After declaring asymptomatic COVID-19 testing unnecessary, the CDC reverses course, recommending testing for asymptomatic individuals with exposure
The US Centers for Disease Control and Prevention (CDC) made headlines across the country in late August 2020 when it changed the guidelines for testing asymptomatic individuals for COVID-19. The changes revised testing recommendations for asymptomatic people, that they not be tested for SARS-CoV-2, even after a potential exposure to someone known to be infected, according to details released Aug. 24.
While this change was met with both positive and negative responses in the medical and scientific community, the public response in the media was primarily negative. Some experts recognized the change as a way to preserve testing resources, while others saw it as reducing the collection of critical COVID-19 data.
“Months into this pandemic, we know COVID-19 is spread by asymptomatic people,” said Susan Bailey, MD, President of the American Medical Association, in a statement. “Suggesting that people without symptoms, who have known exposure to COVID-positive individuals, do not need testing is a recipe for community spread and more spikes in coronavirus.”
Under criticism from the press, public, and members of Congress, the CDC quietly changed testing guidelines Sept. 18, 2020, to once again recommend testing for asymptomatic individuals with a potential exposure to SARS-CoV-2.
Clarification Point Added to CDC SARS-CoV-2 Testing Guidelines
The CDC added this bulletin point “clarification” to the summary of changes of the guidelines: “Due to the significance of asymptomatic and pre-symptomatic transmission, this guidance further reinforces the need to test asymptomatic persons, including close contacts of a person with documented SARS-CoV-2 infection.”
“If you have been in close contact, such as within 6 feet of a person with documented SARS-CoV-2 infection for at least 15 minutes and do not have symptoms, you need a test,” CDC guidelines for asymptomatic individuals now state. “Testing is recommended for all close contacts of persons with SARS-CoV-2 infection. Because of the potential for asymptomatic and pre-symptomatic transmission, it is important that contacts of individuals with SARS-CoV-2 infection be quickly identified and tested.”
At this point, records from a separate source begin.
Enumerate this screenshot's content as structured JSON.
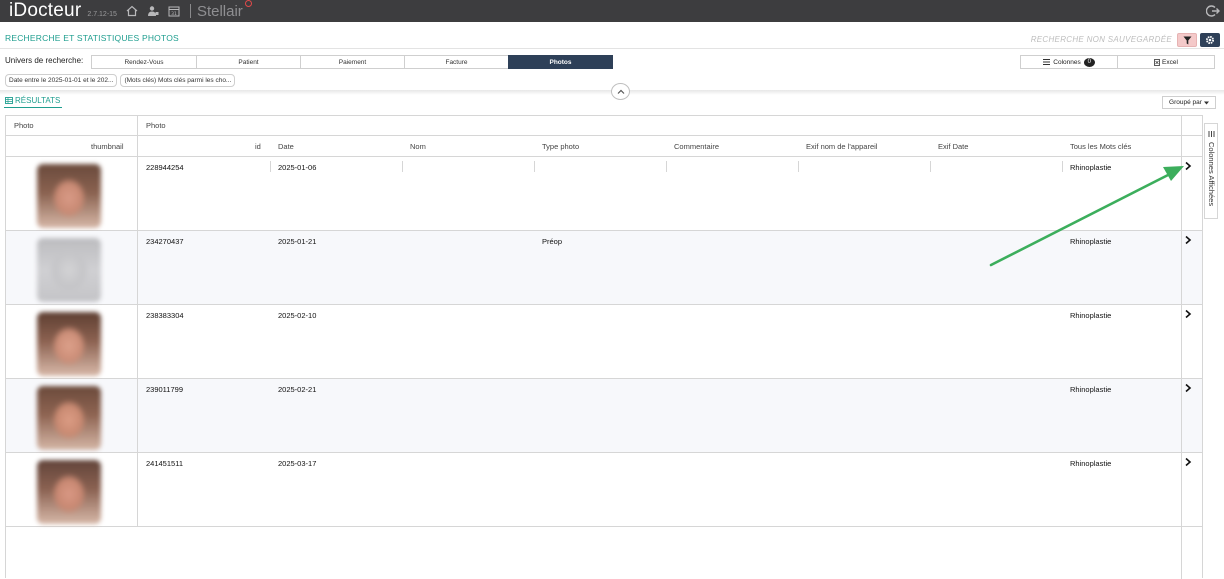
{
  "header": {
    "brand": "iDocteur",
    "version": "2.7.12-15",
    "stellair": "Stellair"
  },
  "titlebar": {
    "title": "RECHERCHE ET STATISTIQUES PHOTOS",
    "unsaved": "RECHERCHE NON SAUVEGARDÉE"
  },
  "univers": {
    "label": "Univers de recherche:",
    "tabs": [
      "Rendez-Vous",
      "Patient",
      "Paiement",
      "Facture",
      "Photos"
    ],
    "active_tab": "Photos",
    "colonnes_label": "Colonnes",
    "colonnes_count": "0",
    "excel_label": "Excel"
  },
  "chips": [
    "Date entre le 2025-01-01 et le 202...",
    "(Mots clés) Mots clés parmi les cho..."
  ],
  "results": {
    "label": "RÉSULTATS",
    "groupe_label": "Groupé par"
  },
  "grid": {
    "group_headers": [
      "Photo",
      "Photo"
    ],
    "columns": [
      "thumbnail",
      "id",
      "Date",
      "Nom",
      "Type photo",
      "Commentaire",
      "Exif nom de l'appareil",
      "Exif Date",
      "Tous les Mots clés"
    ],
    "rows": [
      {
        "id": "228944254",
        "date": "2025-01-06",
        "nom": "",
        "type": "",
        "commentaire": "",
        "exif_app": "",
        "exif_date": "",
        "mots": "Rhinoplastie"
      },
      {
        "id": "234270437",
        "date": "2025-01-21",
        "nom": "",
        "type": "Préop",
        "commentaire": "",
        "exif_app": "",
        "exif_date": "",
        "mots": "Rhinoplastie"
      },
      {
        "id": "238383304",
        "date": "2025-02-10",
        "nom": "",
        "type": "",
        "commentaire": "",
        "exif_app": "",
        "exif_date": "",
        "mots": "Rhinoplastie"
      },
      {
        "id": "239011799",
        "date": "2025-02-21",
        "nom": "",
        "type": "",
        "commentaire": "",
        "exif_app": "",
        "exif_date": "",
        "mots": "Rhinoplastie"
      },
      {
        "id": "241451511",
        "date": "2025-03-17",
        "nom": "",
        "type": "",
        "commentaire": "",
        "exif_app": "",
        "exif_date": "",
        "mots": "Rhinoplastie"
      }
    ]
  },
  "side_tab": {
    "label": "Colonnes Affichées"
  },
  "colors": {
    "accent": "#1f9e8f",
    "active_tab": "#2e4058",
    "topbar": "#3d3d3f",
    "annotation_arrow": "#3cae5c"
  }
}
While the revised CDC guidelines now recommend testing for asymptomatic individuals with a known exposure, these guidelines continue to recommend that those without symptoms who have not been exposed to COVID-19 not receive a test unless recommended by their healthcare provider.
Possible Good News for Clinical Laboratories?
Clinical laboratories will find these guidelines a potential source of good news. The first revision of the CDC guidelines had the potential to lead to decreased SARS-CoV-2 tests. As the COVID-19 STAT Intelligence Briefings Service reported at the time, this could have had a significant impact on COVID-19 test volumes, specifically, a loss of potential revenue from these tests. The reversal of the asymptomatic testing guidelines may benefit clinical laboratories from a business standpoint moving forward.
Aside from the potential test volume implications, these guidelines may also provide data that leads to better understanding of the spread of COVID-19 and can help to identify hotspots and transmission events closer to real time. This will allow a better response to changes as they occur.
The CDC changes will likely benefit both clinical laboratories and the public, but the vacillation in testing guidance at the highest levels continues to highlight the lack of a cohesive national testing strategy.
—By Caleb Williams, Editor, COVID-19 STAT